[quote="kantus12, post:1, topic:342224"]
I've heard some stories about Josephus' histories, and its mention of Jesus-ben-Ananias (or something to that effect), who prophesied Jerusalem's destruction about 60 AD. I've met some people claiming that the similarities between Josephus' account of his trial and the Gospels' description of Jesus' trial "prove" that Matthew copied the description of the trial from Josephus. Does anyone here know anything that might throw more light on this issue? I'd like to have something to say back.
From the horse's mouth (Josephus, War 6.288-309):
But, what is still more terrible, there was one Jesus, the son of Ananus, a plebeian and a husbandman, who, four years before the war began [AD 62], and at a time when the city was in very great peace and prosperity, came to that feast whereon it is our custom for every one to make tabernacles to God in the temple, began on a sudden to cry aloud, "A voice from the east, a voice from the west, a voice from the four winds, a voice against Jerusalem and the Holy House, a voice against the bridegrooms and the brides, and a voice against this whole people!" This was his cry, as he went about by day and by night, in all the lanes of the city.
However, certain of the most eminent among the populace had great indignation at this dire cry of his, and took up the man, and gave him a great number of severe stripes; yet did not he either say any thing for himself, or any thing peculiar to those that chastised him, but still went on with the same words which he cried before. Hereupon the magistrates, supposing, as the case proved to be, that this was a sort of divine fury in the man, brought him to the Roman procurator, where he was whipped till his bones were laid bare; yet he did not make any supplication for himself, nor shed any tears, but turning his voice to the most lamentable tone possible, at every stroke of the whip his answer was, "Woe, woe to Jerusalem!" And when Albinus (for he was then our procurator) asked him, Who he was? and whence he came? and why he uttered such words? he made no manner of reply to what he said, but still did not leave off his melancholy ditty, till Albinus took him to be a madman, and dismissed him.

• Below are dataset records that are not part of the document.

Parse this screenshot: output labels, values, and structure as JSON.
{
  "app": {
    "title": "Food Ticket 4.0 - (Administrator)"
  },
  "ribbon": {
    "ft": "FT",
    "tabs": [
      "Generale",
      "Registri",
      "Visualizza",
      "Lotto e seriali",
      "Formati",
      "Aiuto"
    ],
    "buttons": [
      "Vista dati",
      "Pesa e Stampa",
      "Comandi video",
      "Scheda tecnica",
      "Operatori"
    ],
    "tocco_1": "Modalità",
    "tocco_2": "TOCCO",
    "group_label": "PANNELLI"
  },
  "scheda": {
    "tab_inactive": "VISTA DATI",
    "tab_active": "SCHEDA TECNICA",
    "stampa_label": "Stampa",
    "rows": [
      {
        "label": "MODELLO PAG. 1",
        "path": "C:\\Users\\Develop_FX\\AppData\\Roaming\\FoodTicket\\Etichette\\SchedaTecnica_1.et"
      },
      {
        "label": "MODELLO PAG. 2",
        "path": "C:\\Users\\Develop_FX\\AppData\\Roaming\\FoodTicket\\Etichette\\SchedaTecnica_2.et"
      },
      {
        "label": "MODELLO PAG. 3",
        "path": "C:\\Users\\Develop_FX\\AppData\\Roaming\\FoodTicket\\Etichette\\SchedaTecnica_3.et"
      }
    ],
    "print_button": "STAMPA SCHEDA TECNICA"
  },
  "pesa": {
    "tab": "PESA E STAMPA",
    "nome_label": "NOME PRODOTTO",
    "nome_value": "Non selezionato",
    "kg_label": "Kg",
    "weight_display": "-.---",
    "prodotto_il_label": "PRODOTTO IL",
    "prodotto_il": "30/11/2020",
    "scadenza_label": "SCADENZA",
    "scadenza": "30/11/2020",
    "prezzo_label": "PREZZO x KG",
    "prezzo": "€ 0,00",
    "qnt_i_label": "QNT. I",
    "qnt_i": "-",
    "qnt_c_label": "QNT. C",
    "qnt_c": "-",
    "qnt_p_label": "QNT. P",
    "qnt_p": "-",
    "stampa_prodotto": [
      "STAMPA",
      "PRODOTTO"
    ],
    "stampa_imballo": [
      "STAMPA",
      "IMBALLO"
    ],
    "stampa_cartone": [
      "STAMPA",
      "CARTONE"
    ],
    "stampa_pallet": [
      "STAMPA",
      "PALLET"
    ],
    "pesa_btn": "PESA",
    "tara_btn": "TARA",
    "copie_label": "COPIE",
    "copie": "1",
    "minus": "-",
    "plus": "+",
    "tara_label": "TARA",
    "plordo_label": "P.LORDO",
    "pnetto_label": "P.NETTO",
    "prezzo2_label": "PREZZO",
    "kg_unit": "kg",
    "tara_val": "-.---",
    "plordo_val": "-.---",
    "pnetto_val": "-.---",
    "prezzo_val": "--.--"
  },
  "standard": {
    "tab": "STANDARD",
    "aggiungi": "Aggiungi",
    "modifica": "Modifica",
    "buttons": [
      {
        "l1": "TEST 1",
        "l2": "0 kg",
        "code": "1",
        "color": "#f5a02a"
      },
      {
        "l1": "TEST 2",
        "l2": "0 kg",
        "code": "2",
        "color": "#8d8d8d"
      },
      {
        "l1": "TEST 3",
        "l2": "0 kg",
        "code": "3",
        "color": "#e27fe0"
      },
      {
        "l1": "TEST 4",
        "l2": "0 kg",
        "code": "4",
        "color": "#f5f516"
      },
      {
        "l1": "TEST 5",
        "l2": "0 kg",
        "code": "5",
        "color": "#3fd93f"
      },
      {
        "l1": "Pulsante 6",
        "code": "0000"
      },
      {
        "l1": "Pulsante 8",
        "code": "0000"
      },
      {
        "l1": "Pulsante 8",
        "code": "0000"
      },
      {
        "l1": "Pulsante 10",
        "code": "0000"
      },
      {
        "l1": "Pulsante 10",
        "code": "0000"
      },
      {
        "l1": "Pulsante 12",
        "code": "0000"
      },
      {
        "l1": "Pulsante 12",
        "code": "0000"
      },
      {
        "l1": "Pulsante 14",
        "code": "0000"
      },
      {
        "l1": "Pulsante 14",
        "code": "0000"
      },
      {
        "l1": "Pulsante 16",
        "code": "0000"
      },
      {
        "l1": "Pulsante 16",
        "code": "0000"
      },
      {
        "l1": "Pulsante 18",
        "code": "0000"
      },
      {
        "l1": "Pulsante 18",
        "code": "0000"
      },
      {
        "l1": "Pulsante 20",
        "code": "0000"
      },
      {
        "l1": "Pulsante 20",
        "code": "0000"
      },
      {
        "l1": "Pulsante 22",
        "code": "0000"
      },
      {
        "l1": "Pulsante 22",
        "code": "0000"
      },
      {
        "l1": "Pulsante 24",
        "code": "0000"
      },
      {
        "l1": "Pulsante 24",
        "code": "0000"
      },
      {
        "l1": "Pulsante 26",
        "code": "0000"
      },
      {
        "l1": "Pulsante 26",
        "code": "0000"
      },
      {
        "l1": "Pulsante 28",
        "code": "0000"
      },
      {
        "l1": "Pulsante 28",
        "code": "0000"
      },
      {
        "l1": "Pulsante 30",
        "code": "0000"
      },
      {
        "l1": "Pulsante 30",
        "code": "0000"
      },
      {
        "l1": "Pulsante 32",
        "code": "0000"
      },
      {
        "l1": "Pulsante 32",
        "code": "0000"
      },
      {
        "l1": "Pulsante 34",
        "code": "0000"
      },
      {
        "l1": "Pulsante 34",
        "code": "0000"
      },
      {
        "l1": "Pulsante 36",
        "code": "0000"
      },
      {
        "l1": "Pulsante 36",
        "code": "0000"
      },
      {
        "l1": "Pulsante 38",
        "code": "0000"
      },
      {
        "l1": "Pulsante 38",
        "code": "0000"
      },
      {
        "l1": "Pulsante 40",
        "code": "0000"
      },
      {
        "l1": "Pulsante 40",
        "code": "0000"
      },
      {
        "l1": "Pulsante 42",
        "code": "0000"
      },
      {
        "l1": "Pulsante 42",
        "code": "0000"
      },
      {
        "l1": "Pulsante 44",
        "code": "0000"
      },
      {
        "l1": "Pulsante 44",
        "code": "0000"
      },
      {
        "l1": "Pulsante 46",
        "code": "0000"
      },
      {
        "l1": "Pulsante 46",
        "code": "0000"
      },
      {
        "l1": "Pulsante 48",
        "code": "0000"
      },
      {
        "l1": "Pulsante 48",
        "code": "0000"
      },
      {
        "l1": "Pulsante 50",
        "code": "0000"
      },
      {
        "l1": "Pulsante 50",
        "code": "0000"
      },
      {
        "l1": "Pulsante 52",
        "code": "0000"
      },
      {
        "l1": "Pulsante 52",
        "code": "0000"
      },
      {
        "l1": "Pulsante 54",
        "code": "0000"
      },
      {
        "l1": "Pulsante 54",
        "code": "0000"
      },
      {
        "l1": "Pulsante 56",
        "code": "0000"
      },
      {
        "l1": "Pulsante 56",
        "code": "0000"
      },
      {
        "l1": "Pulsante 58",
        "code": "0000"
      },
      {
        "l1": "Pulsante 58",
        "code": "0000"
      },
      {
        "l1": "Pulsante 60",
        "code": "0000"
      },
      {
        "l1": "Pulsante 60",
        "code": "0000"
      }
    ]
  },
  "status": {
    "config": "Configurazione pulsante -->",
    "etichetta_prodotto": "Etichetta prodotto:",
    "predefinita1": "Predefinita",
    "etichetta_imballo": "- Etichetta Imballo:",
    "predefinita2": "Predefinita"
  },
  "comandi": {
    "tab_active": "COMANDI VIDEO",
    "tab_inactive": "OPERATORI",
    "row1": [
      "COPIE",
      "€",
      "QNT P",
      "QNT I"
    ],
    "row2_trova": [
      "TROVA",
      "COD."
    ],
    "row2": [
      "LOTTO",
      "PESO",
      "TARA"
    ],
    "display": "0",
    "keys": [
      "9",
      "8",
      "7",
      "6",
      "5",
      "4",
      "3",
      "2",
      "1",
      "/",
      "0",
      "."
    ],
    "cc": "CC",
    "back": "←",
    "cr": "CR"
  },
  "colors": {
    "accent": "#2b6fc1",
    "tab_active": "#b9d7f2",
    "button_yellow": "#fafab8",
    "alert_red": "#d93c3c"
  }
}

Now, during all the time that passed before the war began, this man did not go near any of the citizens, nor was seen by them while he said so; but he every day uttered these lamentable words, as if it were his premeditated vow, "Woe, woe to Jerusalem!" Nor did he give ill words to any of those that beat him every day, nor good words to those that gave him food; but this was his reply to all men, and indeed no other than a melancholy presage of what was to come.
This cry of his was the loudest at the festivals; and he continued this ditty for seven years and five months, without growing hoarse, or being tired therewith, until the very time that he saw his presage in earnest fulfilled in our siege, when it ceased; for as he was going round upon the wall, he cried out with his utmost force, "Woe, woe to the city again, and to the people, and to the Holy House!" And just as he added at the last, "Woe, woe to myself also!" there came a stone out of one of the engines, and smote him, and killed him immediately; and as he was uttering the very same presages he gave up the ghost.
There are indeed some similarities between the two Jesuses: they preached "woes" and predicted the destruction of Jerusalem; the leaders of Jerusalem (certain of the most eminent among the populace) bring both men to the incumbent Roman governor; the accused says nothing to defend himself. But if we compare that Jesus to our Jesus, there are also differences in the outcome. We could see why Jesus of Nazareth was executed rather than simply flogged. (Funny observation: in Luke 23:16 and 22, Pilate proposes to the people gathered that Jesus, whom he views as harmless, be simply chastised and released - something which was actually done in Jesus son of Ananias' case.) Jesus of Nazareth had a following (maybe not that large, but a following nevertheless). He spoke of a 'Kingdom' of quite some time. He had taken physical action in the Temple. And most importantly, He was not mad (or at least was not deemed to be), which makes Him all the more dangerous. Pilate and Caiaphas apparently knew that He was not breeding a secret army and was planning to use force (otherwise, His followers would have also been rounded up), and that is not their cause to be concerned. Rather, they feared that Jesus could rouse the mob with what He has been doing for almost a week. That's the reason why both Jesuses were arrested really: what made Jesus Christ's ultimate fate different from Jesus son of Ananias is that the latter was ultimately deemed to be too mad to pose any actual threat. (We could read the gospels as implying that Pilate was somewhat willing to let Jesus off by playing the same 'He's a harmless idiot' card, but he is ultimately persuaded not to.)
Seriously, Josephus speaks of quite a number of Jesuses in his two works. There were a lot of 'Jesuses' in 1st century, if he and the archaeological record is of any evidence.